Musk has been promising to release Full Self-Driving software upgrades for several years, though at present, the electric car company does not offer a completely autonomous driving experience. Instead, Tesla offers an Autopilot feature, which comes standard on its new cars and allows drivers to accelerate, brake, and steer automatically. The company says that the current Autopilot feature still requires “active supervision” from the driver.
Tesla says the Full Self-Driving package is designed to allow for short and long distance trips “with no action required by the person in the driver’s seat.” This includes automatic parking, lane changes, and summoning of the car using the mobile app or key.
“All you will need to do is get in and tell your car where to go,” the company claims of the Full Self-Driving system.
Haha, FSD 9 beta is shipping soon, I swear!
Generalized self-driving is a hard problem, as it requires solving a large part of real-world AI. Didn’t expect it to be so hard, but the difficulty is obvious in retrospect.
Nothing has more degrees of freedom than reality.
— Elon Musk (@elonmusk) July 3, 2021
“Haha, FSD 9 beta is shipping soon, I swear!” Musk wrote. “Generalized self-driving is a hard problem, as it requires solving a large part of real-world AI. Didn’t expect it to be so hard, but the difficulty is obvious in retrospect.”
In January, footage surfaced showing a Tesla Model 3 making a round trip between San Francisco and Los Angeles using the Full Self-Driving mode.

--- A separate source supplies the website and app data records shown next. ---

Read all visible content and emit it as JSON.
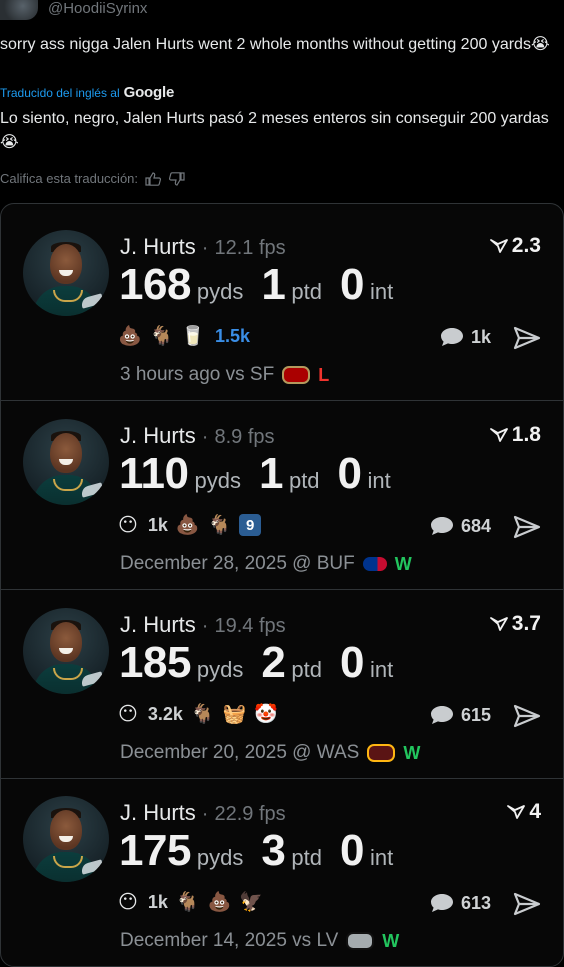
{
  "header": {
    "handle": "@HoodiiSyrinx"
  },
  "tweet": {
    "original_text": "sorry ass nigga Jalen Hurts went 2 whole months without getting 200 yards😭",
    "translated_by_label": "Traducido del inglés al",
    "translated_by_brand": "Google",
    "translated_text": "Lo siento, negro, Jalen Hurts pasó 2 meses enteros sin conseguir 200 yardas 😭",
    "rate_label": "Califica esta traducción:"
  },
  "rows": [
    {
      "name": "J. Hurts",
      "fps": "12.1 fps",
      "rating": "2.3",
      "pyds": "168",
      "ptd": "1",
      "int": "0",
      "reactions": [
        "💩",
        "🐐",
        "🥛"
      ],
      "reaction_count": "1.5k",
      "comments": "1k",
      "date": "3 hours ago vs SF",
      "team_color": "#aa0000",
      "result": "L"
    },
    {
      "name": "J. Hurts",
      "fps": "8.9 fps",
      "rating": "1.8",
      "pyds": "110",
      "ptd": "1",
      "int": "0",
      "reaction_lead": "😶",
      "reaction_count": "1k",
      "reactions": [
        "💩",
        "🐐"
      ],
      "badge": "9",
      "comments": "684",
      "date": "December 28, 2025 @ BUF",
      "team_color": "#00338d",
      "result": "W"
    },
    {
      "name": "J. Hurts",
      "fps": "19.4 fps",
      "rating": "3.7",
      "pyds": "185",
      "ptd": "2",
      "int": "0",
      "reaction_lead": "😶",
      "reaction_count": "3.2k",
      "reactions": [
        "🐐",
        "🧺",
        "🤡"
      ],
      "comments": "615",
      "date": "December 20, 2025 @ WAS",
      "team_color": "#ffb612",
      "result": "W"
    },
    {
      "name": "J. Hurts",
      "fps": "22.9 fps",
      "rating": "4",
      "pyds": "175",
      "ptd": "3",
      "int": "0",
      "reaction_lead": "😶",
      "reaction_count": "1k",
      "reactions": [
        "🐐",
        "💩",
        "🦅"
      ],
      "comments": "613",
      "date": "December 14, 2025 vs LV",
      "team_color": "#a5acaf",
      "result": "W"
    }
  ],
  "units": {
    "pyds": "pyds",
    "ptd": "ptd",
    "int": "int"
  },
  "colors": {
    "accent_blue": "#1d9bf0",
    "loss": "#f0332d",
    "win": "#22c55e"
  }
}
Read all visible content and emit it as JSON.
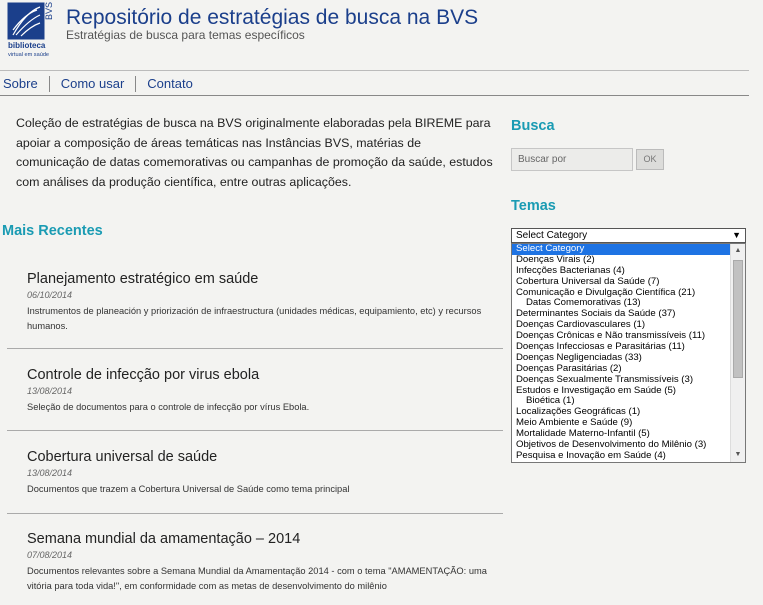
{
  "header": {
    "logo_text_top": "BVS",
    "logo_line1": "biblioteca",
    "logo_line2": "virtual em saúde",
    "title": "Repositório de estratégias de busca na BVS",
    "subtitle": "Estratégias de busca para temas específicos"
  },
  "nav": {
    "items": [
      "Sobre",
      "Como usar",
      "Contato"
    ]
  },
  "intro": "Coleção de estratégias de busca na BVS originalmente elaboradas pela BIREME para apoiar a composição de áreas temáticas nas Instâncias BVS, matérias de comunicação de datas comemorativas ou campanhas de promoção da saúde, estudos com análises da produção científica, entre outras aplicações.",
  "recent": {
    "title": "Mais Recentes",
    "posts": [
      {
        "title": "Planejamento estratégico em saúde",
        "date": "06/10/2014",
        "excerpt": "Instrumentos de planeación y priorización de infraestructura (unidades médicas, equipamiento, etc) y recursos humanos."
      },
      {
        "title": "Controle de infecção por virus ebola",
        "date": "13/08/2014",
        "excerpt": "Seleção de documentos para o controle de infecção por vírus Ebola."
      },
      {
        "title": "Cobertura universal de saúde",
        "date": "13/08/2014",
        "excerpt": "Documentos que trazem a Cobertura Universal de Saúde como tema principal"
      },
      {
        "title": "Semana mundial da amamentação – 2014",
        "date": "07/08/2014",
        "excerpt": "Documentos relevantes sobre a Semana Mundial da Amamentação 2014 - com o tema \"AMAMENTAÇÃO: uma vitória para toda vida!\", em conformidade com as metas de desenvolvimento do milênio"
      }
    ]
  },
  "sidebar": {
    "busca_title": "Busca",
    "search_placeholder": "Buscar por",
    "ok_label": "OK",
    "temas_title": "Temas",
    "select_value": "Select Category",
    "options": [
      "Select Category",
      "Doenças Virais  (2)",
      "Infecções Bacterianas  (4)",
      "Cobertura Universal da Saúde  (7)",
      "Comunicação e Divulgação Científica  (21)",
      "Datas Comemorativas  (13)",
      "Determinantes Sociais da Saúde  (37)",
      "Doenças Cardiovasculares   (1)",
      "Doenças Crônicas e Não transmissíveis  (11)",
      "Doenças Infecciosas e Parasitárias  (11)",
      "Doenças Negligenciadas  (33)",
      "Doenças Parasitárias  (2)",
      "Doenças Sexualmente Transmissíveis  (3)",
      "Estudos e Investigação em Saúde  (5)",
      "Bioética  (1)",
      "Localizações Geográficas  (1)",
      "Meio Ambiente e Saúde  (9)",
      "Mortalidade Materno-Infantil  (5)",
      "Objetivos de Desenvolvimento do Milênio  (3)",
      "Pesquisa e Inovação em Saúde  (4)"
    ]
  },
  "colors": {
    "title_blue": "#1b3f8b",
    "section_teal": "#1a9bb3",
    "selected_option": "#1e73e3",
    "background": "#f3f3f1"
  }
}
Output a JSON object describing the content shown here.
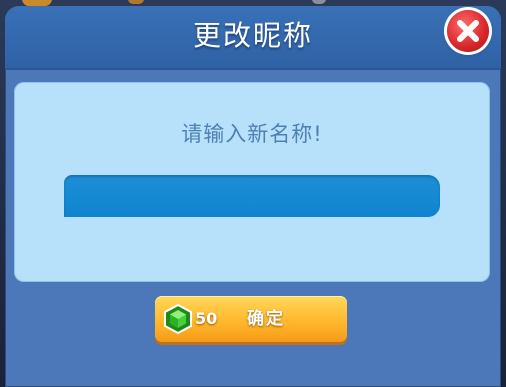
{
  "dialog": {
    "title": "更改昵称",
    "close_icon": "close-x-icon"
  },
  "panel": {
    "prompt": "请输入新名称!",
    "name_input": {
      "value": "",
      "placeholder": ""
    }
  },
  "confirm": {
    "currency_icon": "green-gem-icon",
    "cost": "50",
    "label": "确定"
  },
  "colors": {
    "dialog_bg": "#4c77b8",
    "title_bar": "#3970b6",
    "panel_bg": "#b7e0fb",
    "input_bg": "#1d8fd6",
    "close_red": "#d8262a",
    "confirm_orange": "#ffb52a",
    "gem_green": "#3cbf2a"
  }
}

And in March, Musk said that Tesla would soon launch a subscription option for its Full Self-Driving add-on feature.
But even Tesla’s chief of Autopilot is skeptical of Musk’s claims, telling the California Department of Motor Vehicles in May that Musk has been exaggerating the capabilities of Tesla’s autonomous driving capabilities.